Task to carry out: State how many lines of the records include the word "replies"; the reply is that number alone.
::: Data for the task
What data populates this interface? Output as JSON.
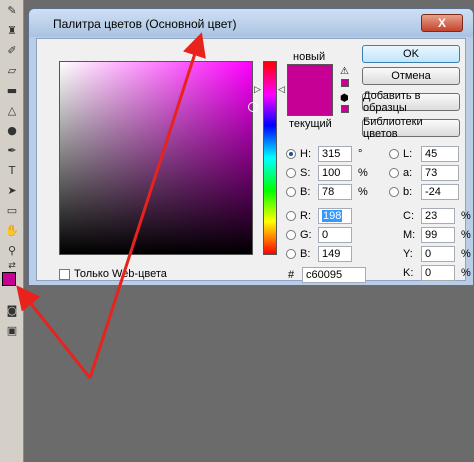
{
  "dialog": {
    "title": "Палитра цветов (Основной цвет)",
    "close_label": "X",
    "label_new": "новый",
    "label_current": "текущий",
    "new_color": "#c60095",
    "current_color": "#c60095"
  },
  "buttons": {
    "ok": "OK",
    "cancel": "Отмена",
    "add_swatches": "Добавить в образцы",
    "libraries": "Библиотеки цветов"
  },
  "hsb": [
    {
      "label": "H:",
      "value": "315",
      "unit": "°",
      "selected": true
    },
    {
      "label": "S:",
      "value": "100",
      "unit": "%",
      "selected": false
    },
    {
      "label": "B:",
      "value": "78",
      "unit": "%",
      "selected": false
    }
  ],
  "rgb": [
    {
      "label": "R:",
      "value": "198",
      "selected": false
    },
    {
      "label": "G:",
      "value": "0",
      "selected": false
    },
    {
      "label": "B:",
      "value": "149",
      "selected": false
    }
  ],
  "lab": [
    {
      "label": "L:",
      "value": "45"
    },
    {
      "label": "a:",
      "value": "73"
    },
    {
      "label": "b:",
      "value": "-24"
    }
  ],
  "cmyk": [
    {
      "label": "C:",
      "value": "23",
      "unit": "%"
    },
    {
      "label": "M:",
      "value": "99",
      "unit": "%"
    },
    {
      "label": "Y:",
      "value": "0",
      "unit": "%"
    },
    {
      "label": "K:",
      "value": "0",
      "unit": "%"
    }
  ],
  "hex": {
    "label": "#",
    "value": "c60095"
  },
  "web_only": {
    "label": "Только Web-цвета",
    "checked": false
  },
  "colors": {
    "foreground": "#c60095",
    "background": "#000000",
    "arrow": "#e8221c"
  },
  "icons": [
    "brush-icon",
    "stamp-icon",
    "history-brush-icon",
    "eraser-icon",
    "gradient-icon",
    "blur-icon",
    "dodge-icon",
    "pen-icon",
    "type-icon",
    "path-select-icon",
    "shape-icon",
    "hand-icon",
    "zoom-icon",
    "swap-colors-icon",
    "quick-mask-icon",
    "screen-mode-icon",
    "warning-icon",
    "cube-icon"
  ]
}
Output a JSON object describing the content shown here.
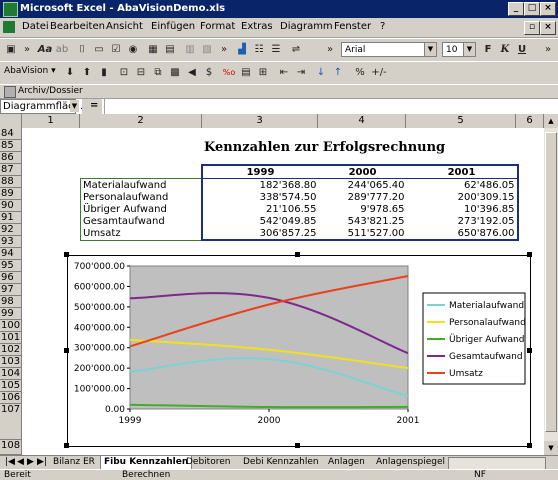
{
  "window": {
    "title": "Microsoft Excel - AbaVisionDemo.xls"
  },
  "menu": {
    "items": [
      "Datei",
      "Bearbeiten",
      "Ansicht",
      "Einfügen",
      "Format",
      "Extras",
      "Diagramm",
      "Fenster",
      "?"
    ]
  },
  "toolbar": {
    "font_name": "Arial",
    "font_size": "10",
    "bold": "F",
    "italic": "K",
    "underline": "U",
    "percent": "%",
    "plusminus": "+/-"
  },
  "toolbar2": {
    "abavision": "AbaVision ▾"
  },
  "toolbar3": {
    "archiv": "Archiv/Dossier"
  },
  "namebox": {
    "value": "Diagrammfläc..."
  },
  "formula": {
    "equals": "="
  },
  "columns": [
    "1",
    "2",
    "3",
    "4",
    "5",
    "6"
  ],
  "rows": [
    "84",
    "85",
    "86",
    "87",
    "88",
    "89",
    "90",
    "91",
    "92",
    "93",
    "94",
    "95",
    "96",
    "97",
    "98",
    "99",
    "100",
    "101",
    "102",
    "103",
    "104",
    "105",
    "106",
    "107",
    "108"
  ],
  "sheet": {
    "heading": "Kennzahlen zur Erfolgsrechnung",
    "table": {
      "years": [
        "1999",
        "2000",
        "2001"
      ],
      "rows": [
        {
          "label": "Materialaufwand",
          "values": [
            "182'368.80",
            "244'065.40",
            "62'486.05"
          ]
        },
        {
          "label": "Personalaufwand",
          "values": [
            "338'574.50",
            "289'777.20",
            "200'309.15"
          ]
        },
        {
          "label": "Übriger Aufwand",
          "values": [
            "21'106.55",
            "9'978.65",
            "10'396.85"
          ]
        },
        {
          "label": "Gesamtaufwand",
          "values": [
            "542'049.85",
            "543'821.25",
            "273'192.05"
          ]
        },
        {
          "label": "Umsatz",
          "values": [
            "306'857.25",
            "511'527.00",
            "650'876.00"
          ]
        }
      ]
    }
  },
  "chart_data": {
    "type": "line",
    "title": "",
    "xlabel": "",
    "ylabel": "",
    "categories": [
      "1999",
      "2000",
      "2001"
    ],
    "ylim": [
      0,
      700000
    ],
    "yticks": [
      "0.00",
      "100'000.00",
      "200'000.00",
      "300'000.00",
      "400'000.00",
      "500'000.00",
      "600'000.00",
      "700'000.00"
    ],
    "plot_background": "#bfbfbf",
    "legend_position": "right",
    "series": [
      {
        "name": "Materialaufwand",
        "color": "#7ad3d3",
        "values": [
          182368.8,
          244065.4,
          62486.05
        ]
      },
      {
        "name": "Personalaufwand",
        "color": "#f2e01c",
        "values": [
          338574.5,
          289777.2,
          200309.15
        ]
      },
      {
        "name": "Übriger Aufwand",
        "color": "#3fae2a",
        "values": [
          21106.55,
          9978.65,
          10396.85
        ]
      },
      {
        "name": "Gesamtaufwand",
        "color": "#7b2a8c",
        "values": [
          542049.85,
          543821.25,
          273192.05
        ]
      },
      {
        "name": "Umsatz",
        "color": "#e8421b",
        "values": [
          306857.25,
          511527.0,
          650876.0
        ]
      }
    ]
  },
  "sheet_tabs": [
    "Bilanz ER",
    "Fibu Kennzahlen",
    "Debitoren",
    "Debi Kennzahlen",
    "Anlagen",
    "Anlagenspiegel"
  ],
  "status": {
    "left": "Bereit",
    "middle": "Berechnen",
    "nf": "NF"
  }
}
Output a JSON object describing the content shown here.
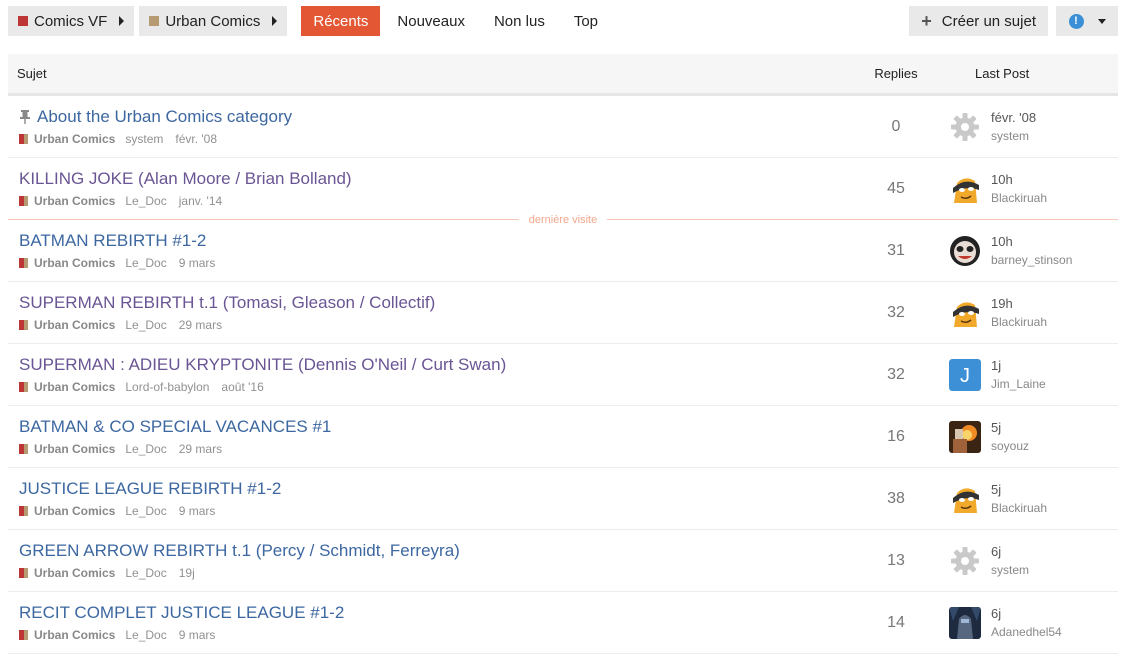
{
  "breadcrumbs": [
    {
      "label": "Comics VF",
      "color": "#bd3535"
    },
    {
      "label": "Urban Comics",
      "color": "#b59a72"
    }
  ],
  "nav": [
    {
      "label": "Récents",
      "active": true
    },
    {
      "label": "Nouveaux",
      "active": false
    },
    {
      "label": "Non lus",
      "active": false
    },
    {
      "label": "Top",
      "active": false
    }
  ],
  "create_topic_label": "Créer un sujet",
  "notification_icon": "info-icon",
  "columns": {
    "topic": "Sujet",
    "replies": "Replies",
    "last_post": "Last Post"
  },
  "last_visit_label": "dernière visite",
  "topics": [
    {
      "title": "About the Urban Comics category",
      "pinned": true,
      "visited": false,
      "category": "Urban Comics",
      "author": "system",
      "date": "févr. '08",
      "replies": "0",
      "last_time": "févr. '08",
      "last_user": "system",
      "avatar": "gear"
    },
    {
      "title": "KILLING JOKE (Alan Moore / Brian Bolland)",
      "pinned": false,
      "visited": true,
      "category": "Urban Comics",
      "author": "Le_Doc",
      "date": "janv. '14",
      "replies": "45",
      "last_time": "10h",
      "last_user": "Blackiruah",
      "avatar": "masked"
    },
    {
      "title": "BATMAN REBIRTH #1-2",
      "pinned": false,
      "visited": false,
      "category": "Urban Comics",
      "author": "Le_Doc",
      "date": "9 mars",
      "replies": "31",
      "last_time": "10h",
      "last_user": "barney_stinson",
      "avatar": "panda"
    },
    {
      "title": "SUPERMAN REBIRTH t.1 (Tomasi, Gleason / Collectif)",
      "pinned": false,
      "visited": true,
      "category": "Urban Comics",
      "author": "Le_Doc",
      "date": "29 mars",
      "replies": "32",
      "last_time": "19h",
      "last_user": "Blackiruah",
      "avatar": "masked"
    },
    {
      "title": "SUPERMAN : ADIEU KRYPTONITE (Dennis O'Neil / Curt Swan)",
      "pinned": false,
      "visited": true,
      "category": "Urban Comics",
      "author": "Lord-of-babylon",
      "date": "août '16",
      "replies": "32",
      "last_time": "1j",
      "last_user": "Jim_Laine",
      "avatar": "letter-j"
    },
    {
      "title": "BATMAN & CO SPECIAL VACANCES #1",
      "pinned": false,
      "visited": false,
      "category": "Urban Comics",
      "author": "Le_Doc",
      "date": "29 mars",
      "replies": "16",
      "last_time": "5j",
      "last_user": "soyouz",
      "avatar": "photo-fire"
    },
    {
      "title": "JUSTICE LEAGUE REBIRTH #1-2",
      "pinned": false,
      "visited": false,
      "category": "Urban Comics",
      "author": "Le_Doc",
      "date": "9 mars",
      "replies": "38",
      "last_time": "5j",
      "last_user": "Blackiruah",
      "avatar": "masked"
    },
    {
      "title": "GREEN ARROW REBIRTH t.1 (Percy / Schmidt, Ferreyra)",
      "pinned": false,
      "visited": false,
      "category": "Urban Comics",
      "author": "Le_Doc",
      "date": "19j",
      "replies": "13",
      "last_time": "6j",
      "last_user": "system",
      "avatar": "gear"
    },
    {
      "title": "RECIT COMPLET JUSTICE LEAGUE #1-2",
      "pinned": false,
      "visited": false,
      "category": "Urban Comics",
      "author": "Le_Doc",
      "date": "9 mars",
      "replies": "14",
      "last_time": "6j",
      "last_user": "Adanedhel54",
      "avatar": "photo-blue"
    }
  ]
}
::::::
Solved exercise: 10